Excerpts from a dataset
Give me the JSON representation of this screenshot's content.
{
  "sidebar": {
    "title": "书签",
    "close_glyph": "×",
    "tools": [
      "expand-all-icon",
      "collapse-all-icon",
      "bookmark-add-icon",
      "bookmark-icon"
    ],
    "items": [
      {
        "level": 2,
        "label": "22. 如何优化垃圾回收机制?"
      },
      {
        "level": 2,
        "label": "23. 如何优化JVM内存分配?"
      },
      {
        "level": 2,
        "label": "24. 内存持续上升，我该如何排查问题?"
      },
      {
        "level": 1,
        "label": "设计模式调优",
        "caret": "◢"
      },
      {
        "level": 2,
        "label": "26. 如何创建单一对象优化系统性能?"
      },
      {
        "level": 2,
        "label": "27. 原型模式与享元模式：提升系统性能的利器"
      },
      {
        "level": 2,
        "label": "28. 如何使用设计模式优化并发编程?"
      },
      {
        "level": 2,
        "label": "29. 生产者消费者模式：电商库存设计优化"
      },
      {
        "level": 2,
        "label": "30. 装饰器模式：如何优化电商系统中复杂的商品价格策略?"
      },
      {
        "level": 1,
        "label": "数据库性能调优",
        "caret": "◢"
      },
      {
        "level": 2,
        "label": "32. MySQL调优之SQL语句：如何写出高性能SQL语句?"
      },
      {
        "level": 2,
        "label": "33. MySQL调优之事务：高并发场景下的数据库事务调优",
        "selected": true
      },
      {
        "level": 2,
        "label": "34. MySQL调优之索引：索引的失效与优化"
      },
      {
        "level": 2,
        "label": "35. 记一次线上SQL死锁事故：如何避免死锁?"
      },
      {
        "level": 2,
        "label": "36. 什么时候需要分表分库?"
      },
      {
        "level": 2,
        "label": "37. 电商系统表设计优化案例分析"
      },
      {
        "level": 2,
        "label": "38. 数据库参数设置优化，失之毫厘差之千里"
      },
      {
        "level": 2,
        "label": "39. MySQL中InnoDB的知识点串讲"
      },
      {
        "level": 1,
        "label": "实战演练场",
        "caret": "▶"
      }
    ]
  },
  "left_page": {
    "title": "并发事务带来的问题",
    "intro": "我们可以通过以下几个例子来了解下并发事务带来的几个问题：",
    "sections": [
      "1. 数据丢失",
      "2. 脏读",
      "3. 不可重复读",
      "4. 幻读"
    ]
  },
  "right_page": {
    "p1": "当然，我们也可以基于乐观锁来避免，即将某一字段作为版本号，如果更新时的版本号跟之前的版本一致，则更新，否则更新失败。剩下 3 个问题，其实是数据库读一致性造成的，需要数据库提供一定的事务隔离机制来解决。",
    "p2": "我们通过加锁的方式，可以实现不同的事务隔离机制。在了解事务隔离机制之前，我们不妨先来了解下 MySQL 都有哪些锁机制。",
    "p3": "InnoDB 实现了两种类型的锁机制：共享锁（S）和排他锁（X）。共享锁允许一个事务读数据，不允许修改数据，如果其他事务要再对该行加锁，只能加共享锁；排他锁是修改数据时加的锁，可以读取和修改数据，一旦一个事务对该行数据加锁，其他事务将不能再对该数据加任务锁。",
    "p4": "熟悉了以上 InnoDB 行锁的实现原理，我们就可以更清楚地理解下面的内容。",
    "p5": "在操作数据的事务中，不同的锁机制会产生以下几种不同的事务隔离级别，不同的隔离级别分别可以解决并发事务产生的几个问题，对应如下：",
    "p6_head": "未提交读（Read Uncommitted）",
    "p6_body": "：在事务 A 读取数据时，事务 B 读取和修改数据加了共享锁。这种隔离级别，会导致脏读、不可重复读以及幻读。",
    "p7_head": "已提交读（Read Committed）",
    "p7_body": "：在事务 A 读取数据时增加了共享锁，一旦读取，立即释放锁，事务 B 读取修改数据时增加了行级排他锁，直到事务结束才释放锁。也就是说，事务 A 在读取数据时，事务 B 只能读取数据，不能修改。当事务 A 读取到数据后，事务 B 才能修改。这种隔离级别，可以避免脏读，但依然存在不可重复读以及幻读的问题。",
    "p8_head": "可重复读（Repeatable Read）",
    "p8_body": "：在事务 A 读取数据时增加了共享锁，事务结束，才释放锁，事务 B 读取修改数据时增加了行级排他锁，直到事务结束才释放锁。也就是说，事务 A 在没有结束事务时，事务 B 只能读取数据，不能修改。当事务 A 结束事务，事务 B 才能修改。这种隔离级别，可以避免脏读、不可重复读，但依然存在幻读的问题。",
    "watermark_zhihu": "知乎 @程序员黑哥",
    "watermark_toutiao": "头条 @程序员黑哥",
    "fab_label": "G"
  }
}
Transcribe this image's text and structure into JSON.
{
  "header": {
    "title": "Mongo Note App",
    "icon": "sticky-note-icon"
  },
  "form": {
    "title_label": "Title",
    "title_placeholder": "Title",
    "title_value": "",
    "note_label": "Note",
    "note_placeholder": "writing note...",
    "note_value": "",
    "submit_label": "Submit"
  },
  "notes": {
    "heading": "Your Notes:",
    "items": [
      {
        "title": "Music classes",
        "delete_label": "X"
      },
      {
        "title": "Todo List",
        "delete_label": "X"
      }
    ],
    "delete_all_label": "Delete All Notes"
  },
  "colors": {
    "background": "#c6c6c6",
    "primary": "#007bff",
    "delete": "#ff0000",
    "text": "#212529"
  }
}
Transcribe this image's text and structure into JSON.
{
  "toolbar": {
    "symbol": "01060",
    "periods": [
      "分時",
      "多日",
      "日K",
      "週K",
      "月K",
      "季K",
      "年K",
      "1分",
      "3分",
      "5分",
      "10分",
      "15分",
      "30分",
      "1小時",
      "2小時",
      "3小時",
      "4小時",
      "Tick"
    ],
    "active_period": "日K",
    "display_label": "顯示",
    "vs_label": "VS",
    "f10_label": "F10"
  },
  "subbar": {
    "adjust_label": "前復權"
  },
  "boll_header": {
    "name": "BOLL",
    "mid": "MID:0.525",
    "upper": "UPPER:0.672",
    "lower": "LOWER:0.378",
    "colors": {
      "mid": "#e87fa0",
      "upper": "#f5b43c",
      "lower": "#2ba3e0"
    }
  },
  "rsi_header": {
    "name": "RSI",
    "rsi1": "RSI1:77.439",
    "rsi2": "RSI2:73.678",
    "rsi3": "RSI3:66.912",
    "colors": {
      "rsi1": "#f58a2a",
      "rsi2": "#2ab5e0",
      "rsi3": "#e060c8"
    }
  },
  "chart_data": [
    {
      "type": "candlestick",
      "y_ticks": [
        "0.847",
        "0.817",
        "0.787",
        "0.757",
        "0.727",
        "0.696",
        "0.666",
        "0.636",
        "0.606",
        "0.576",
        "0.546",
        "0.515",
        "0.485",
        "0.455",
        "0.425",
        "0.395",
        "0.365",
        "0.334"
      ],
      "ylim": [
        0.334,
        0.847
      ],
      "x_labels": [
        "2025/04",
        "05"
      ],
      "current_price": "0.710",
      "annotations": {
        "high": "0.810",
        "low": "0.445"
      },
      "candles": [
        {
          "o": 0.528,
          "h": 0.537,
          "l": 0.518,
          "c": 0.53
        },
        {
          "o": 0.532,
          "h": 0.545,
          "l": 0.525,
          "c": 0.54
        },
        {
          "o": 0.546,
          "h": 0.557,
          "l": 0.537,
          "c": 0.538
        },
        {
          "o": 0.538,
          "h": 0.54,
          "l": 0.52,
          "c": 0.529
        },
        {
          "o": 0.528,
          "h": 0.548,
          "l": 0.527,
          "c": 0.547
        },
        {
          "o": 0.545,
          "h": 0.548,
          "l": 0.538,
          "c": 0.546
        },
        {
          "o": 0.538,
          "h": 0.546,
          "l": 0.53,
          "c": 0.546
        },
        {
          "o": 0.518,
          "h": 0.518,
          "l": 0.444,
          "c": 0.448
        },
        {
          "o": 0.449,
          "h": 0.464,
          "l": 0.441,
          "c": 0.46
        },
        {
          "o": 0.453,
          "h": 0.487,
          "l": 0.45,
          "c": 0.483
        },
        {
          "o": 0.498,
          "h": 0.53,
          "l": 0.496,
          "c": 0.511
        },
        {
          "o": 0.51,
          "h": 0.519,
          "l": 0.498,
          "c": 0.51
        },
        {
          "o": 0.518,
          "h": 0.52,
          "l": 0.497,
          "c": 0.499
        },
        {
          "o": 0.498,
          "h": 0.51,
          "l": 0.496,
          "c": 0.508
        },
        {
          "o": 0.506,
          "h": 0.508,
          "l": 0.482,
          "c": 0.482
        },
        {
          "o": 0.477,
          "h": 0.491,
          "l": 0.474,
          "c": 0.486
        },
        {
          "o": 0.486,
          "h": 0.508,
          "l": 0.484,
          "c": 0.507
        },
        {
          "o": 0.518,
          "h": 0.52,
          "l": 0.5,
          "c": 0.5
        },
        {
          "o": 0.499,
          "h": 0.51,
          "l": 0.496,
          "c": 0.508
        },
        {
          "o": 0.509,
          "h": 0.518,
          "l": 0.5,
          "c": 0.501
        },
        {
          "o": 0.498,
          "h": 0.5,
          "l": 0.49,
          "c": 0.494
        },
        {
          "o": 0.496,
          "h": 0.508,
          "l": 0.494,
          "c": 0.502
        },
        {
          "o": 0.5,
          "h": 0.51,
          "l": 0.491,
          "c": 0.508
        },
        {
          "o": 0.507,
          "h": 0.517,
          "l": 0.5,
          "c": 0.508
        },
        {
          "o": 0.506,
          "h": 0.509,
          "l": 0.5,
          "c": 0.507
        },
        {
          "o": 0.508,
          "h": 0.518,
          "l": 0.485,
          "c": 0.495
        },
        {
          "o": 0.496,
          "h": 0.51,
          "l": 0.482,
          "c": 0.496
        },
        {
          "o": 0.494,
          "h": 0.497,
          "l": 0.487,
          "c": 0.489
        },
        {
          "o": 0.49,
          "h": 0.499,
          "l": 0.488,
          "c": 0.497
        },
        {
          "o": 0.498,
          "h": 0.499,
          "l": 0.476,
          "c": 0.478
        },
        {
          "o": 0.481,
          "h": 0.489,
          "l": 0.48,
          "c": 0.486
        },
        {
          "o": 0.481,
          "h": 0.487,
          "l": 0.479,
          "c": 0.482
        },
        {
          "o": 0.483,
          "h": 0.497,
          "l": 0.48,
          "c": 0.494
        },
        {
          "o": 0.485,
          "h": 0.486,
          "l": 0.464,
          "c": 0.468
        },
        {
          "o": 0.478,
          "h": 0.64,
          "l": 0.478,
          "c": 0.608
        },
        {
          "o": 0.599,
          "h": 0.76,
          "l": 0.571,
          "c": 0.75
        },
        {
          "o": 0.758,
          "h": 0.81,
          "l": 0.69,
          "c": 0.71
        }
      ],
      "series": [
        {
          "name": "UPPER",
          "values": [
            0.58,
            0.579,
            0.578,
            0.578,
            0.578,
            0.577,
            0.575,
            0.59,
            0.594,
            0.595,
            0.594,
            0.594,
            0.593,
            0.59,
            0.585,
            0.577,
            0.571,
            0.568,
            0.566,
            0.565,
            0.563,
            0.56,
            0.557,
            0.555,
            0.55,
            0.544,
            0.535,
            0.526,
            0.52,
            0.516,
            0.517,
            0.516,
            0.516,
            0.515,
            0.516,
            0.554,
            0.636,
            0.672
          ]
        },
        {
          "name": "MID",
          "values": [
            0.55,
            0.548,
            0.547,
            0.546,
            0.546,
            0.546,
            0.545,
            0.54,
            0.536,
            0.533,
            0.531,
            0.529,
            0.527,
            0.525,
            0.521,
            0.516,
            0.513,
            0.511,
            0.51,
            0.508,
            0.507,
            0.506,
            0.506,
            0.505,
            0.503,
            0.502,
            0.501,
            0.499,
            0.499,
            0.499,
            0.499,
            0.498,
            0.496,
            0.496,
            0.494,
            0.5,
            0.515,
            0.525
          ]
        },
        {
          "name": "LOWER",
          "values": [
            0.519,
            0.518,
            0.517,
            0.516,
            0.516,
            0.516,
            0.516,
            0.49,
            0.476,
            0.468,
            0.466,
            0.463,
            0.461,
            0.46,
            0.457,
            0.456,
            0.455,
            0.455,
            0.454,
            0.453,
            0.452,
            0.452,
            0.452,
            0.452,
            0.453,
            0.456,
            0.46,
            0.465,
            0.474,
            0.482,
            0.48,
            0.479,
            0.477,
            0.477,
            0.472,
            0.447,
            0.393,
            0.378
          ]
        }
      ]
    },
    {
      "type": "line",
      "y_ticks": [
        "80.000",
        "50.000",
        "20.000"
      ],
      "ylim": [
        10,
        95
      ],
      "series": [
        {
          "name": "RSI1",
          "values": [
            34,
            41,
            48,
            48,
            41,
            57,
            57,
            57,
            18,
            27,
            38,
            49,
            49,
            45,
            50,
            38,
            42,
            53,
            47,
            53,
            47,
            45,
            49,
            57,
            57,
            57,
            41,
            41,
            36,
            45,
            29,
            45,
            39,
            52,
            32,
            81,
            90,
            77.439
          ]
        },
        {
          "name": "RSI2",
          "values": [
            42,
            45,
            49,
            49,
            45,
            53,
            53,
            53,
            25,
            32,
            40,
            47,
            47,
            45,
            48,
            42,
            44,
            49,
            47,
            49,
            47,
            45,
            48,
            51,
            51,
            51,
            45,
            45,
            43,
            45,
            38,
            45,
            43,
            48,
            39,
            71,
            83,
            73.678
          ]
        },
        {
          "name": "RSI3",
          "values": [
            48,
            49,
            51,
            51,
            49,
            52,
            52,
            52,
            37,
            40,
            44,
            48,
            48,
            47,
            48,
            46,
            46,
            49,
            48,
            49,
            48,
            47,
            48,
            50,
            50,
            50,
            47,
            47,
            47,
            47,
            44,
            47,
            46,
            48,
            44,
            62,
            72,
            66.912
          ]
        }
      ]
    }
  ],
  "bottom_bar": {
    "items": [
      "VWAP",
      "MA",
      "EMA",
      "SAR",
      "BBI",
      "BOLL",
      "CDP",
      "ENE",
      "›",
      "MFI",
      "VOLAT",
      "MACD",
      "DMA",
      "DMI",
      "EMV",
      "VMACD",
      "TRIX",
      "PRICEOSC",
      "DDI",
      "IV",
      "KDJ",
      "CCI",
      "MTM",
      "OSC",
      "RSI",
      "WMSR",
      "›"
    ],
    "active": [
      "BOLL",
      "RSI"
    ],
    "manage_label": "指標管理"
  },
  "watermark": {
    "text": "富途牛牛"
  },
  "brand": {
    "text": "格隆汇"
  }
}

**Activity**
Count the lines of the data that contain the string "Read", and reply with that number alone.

**Exercise result**
3